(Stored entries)
************

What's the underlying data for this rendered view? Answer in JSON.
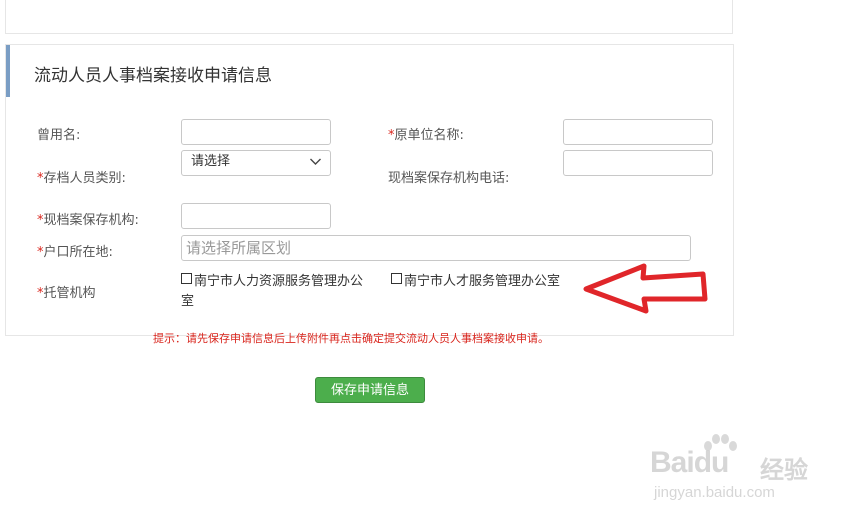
{
  "panel_title": "流动人员人事档案接收申请信息",
  "required_mark": "*",
  "fields": {
    "former_name": {
      "label": "曾用名:"
    },
    "original_unit": {
      "label": "原单位名称:"
    },
    "person_category": {
      "label": "存档人员类别:",
      "value": "请选择"
    },
    "current_institution_phone": {
      "label": "现档案保存机构电话:"
    },
    "current_institution": {
      "label": "现档案保存机构:"
    },
    "household_location": {
      "label": "户口所在地:",
      "placeholder": "请选择所属区划"
    },
    "custody_org": {
      "label": "托管机构",
      "options": [
        {
          "text_line1": "南宁市人力资源服务管理办公",
          "text_line2": "室",
          "checked": false
        },
        {
          "text": "南宁市人才服务管理办公室",
          "checked": false
        }
      ]
    }
  },
  "hint": "提示：请先保存申请信息后上传附件再点击确定提交流动人员人事档案接收申请。",
  "save_button": "保存申请信息",
  "watermark": {
    "brand": "Bai",
    "brand2": "du",
    "cn": "经验",
    "url": "jingyan.baidu.com"
  },
  "colors": {
    "accent_border": "#7a9dc4",
    "required": "#d9251d",
    "button": "#4cae4c",
    "arrow": "#e0262a"
  }
}
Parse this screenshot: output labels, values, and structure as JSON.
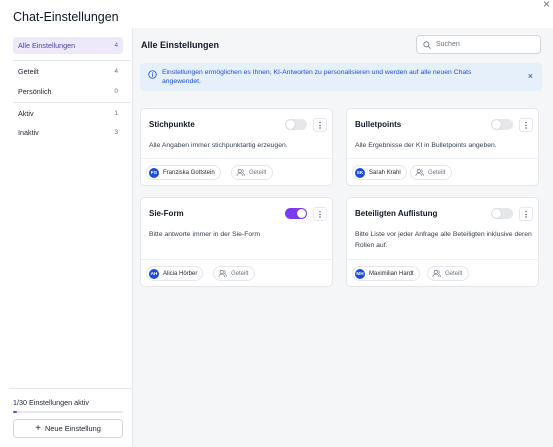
{
  "dialog": {
    "title": "Chat-Einstellungen",
    "close": "×"
  },
  "sidebar": {
    "items": [
      {
        "label": "Alle Einstellungen",
        "count": "4"
      },
      {
        "label": "Geteilt",
        "count": "4"
      },
      {
        "label": "Persönlich",
        "count": "0"
      },
      {
        "label": "Aktiv",
        "count": "1"
      },
      {
        "label": "Inaktiv",
        "count": "3"
      }
    ],
    "active_count_text": "1/30 Einstellungen aktiv",
    "active_progress": 0.033,
    "new_button_label": "Neue Einstellung",
    "new_button_icon": "+"
  },
  "main": {
    "title": "Alle Einstellungen",
    "search": {
      "placeholder": "Suchen",
      "value": ""
    },
    "info": {
      "text": "Einstellungen ermöglichen es Ihnen, KI-Antworten zu personalisieren und werden auf alle neuen Chats angewendet.",
      "close": "×"
    },
    "cards": [
      {
        "title": "Stichpunkte",
        "enabled": false,
        "description": "Alle Angaben immer stichpunktartig erzeugen.",
        "owner": "Franziska Gottstein",
        "initials": "FG",
        "shared_label": "Geteilt"
      },
      {
        "title": "Bulletpoints",
        "enabled": false,
        "description": "Alle Ergebnisse der KI in Bulletpoints angeben.",
        "owner": "Sarah Krahl",
        "initials": "SK",
        "shared_label": "Geteilt"
      },
      {
        "title": "Sie-Form",
        "enabled": true,
        "description": "Bitte antworte immer in der Sie-Form",
        "owner": "Alicia Hörber",
        "initials": "AH",
        "shared_label": "Geteilt"
      },
      {
        "title": "Beteiligten Auflistung",
        "enabled": false,
        "description": "Bitte Liste vor jeder Anfrage alle Beteiligten inklusive deren Rollen auf.",
        "owner": "Maximilian Hardt",
        "initials": "MH",
        "shared_label": "Geteilt"
      }
    ],
    "kebab_glyph": "⋮"
  },
  "colors": {
    "accent": "#7c3aed",
    "active_nav_bg": "#ede9fb",
    "info_bg": "#e6f0fb",
    "info_text": "#1d4ed8",
    "avatar": "#1d4ed8"
  }
}
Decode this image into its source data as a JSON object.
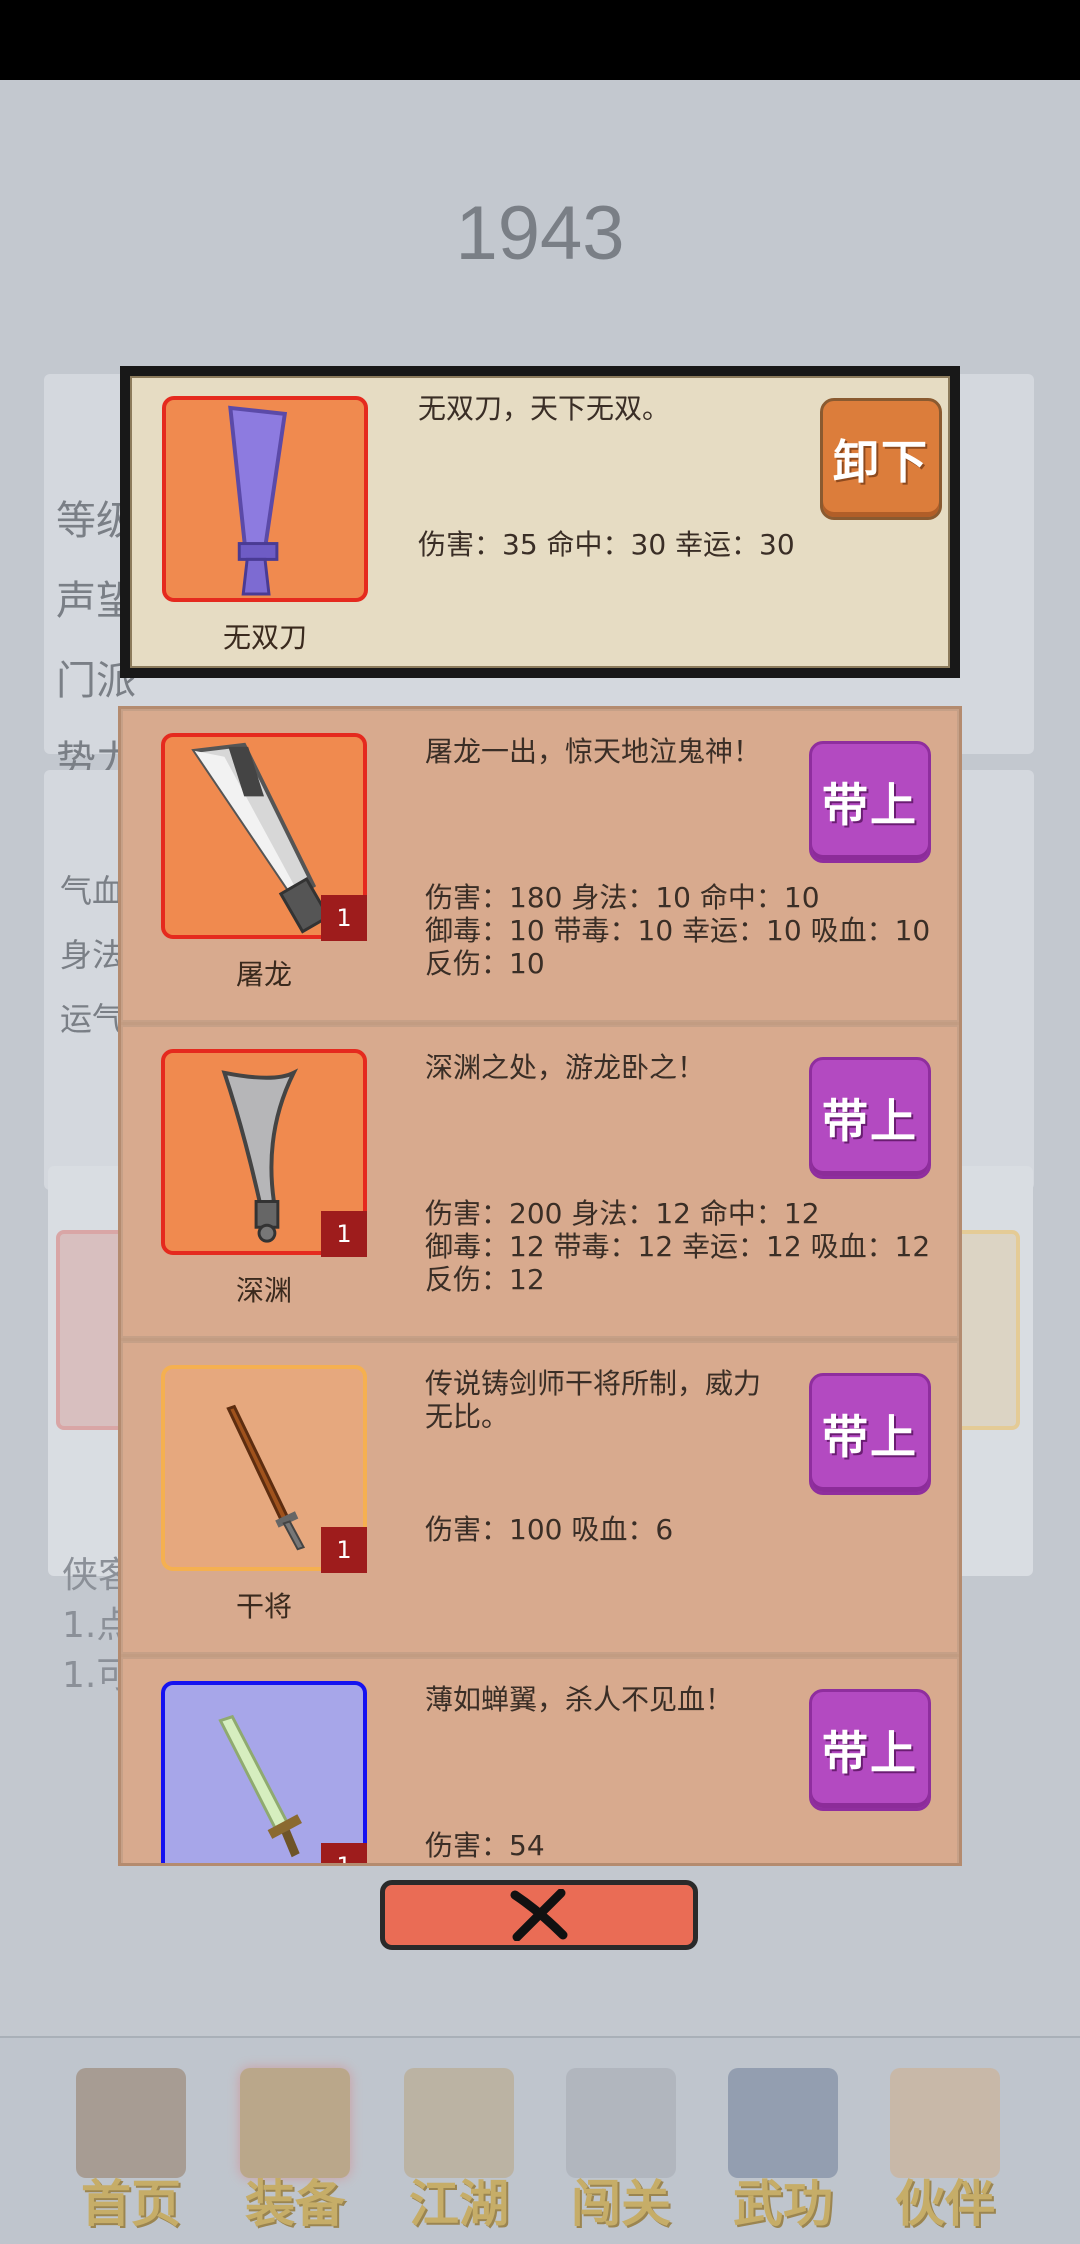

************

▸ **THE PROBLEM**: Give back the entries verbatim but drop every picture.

▸ **REPLY**:
What's the underlying data for this rendered view? Answer in JSON.
{
  "panel_title": "流动人员人事档案接收申请信息",
  "required_mark": "*",
  "fields": {
    "former_name": {
      "label": "曾用名:"
    },
    "original_unit": {
      "label": "原单位名称:"
    },
    "person_category": {
      "label": "存档人员类别:",
      "value": "请选择"
    },
    "current_institution_phone": {
      "label": "现档案保存机构电话:"
    },
    "current_institution": {
      "label": "现档案保存机构:"
    },
    "household_location": {
      "label": "户口所在地:",
      "placeholder": "请选择所属区划"
    },
    "custody_org": {
      "label": "托管机构",
      "options": [
        {
          "text_line1": "南宁市人力资源服务管理办公",
          "text_line2": "室",
          "checked": false
        },
        {
          "text": "南宁市人才服务管理办公室",
          "checked": false
        }
      ]
    }
  },
  "hint": "提示：请先保存申请信息后上传附件再点击确定提交流动人员人事档案接收申请。",
  "save_button": "保存申请信息",
  "watermark": {
    "brand": "Bai",
    "brand2": "du",
    "cn": "经验",
    "url": "jingyan.baidu.com"
  },
  "colors": {
    "accent_border": "#7a9dc4",
    "required": "#d9251d",
    "button": "#4cae4c",
    "arrow": "#e0262a"
  }
}
Parse this screenshot: output labels, values, and structure as JSON.
{
  "dialog": {
    "title": "Chat-Einstellungen",
    "close": "×"
  },
  "sidebar": {
    "items": [
      {
        "label": "Alle Einstellungen",
        "count": "4"
      },
      {
        "label": "Geteilt",
        "count": "4"
      },
      {
        "label": "Persönlich",
        "count": "0"
      },
      {
        "label": "Aktiv",
        "count": "1"
      },
      {
        "label": "Inaktiv",
        "count": "3"
      }
    ],
    "active_count_text": "1/30 Einstellungen aktiv",
    "active_progress": 0.033,
    "new_button_label": "Neue Einstellung",
    "new_button_icon": "+"
  },
  "main": {
    "title": "Alle Einstellungen",
    "search": {
      "placeholder": "Suchen",
      "value": ""
    },
    "info": {
      "text": "Einstellungen ermöglichen es Ihnen, KI-Antworten zu personalisieren und werden auf alle neuen Chats angewendet.",
      "close": "×"
    },
    "cards": [
      {
        "title": "Stichpunkte",
        "enabled": false,
        "description": "Alle Angaben immer stichpunktartig erzeugen.",
        "owner": "Franziska Gottstein",
        "initials": "FG",
        "shared_label": "Geteilt"
      },
      {
        "title": "Bulletpoints",
        "enabled": false,
        "description": "Alle Ergebnisse der KI in Bulletpoints angeben.",
        "owner": "Sarah Krahl",
        "initials": "SK",
        "shared_label": "Geteilt"
      },
      {
        "title": "Sie-Form",
        "enabled": true,
        "description": "Bitte antworte immer in der Sie-Form",
        "owner": "Alicia Hörber",
        "initials": "AH",
        "shared_label": "Geteilt"
      },
      {
        "title": "Beteiligten Auflistung",
        "enabled": false,
        "description": "Bitte Liste vor jeder Anfrage alle Beteiligten inklusive deren Rollen auf.",
        "owner": "Maximilian Hardt",
        "initials": "MH",
        "shared_label": "Geteilt"
      }
    ],
    "kebab_glyph": "⋮"
  },
  "colors": {
    "accent": "#7c3aed",
    "active_nav_bg": "#ede9fb",
    "info_bg": "#e6f0fb",
    "info_text": "#1d4ed8",
    "avatar": "#1d4ed8"
  }
}
Decode this image into its source data as a JSON object.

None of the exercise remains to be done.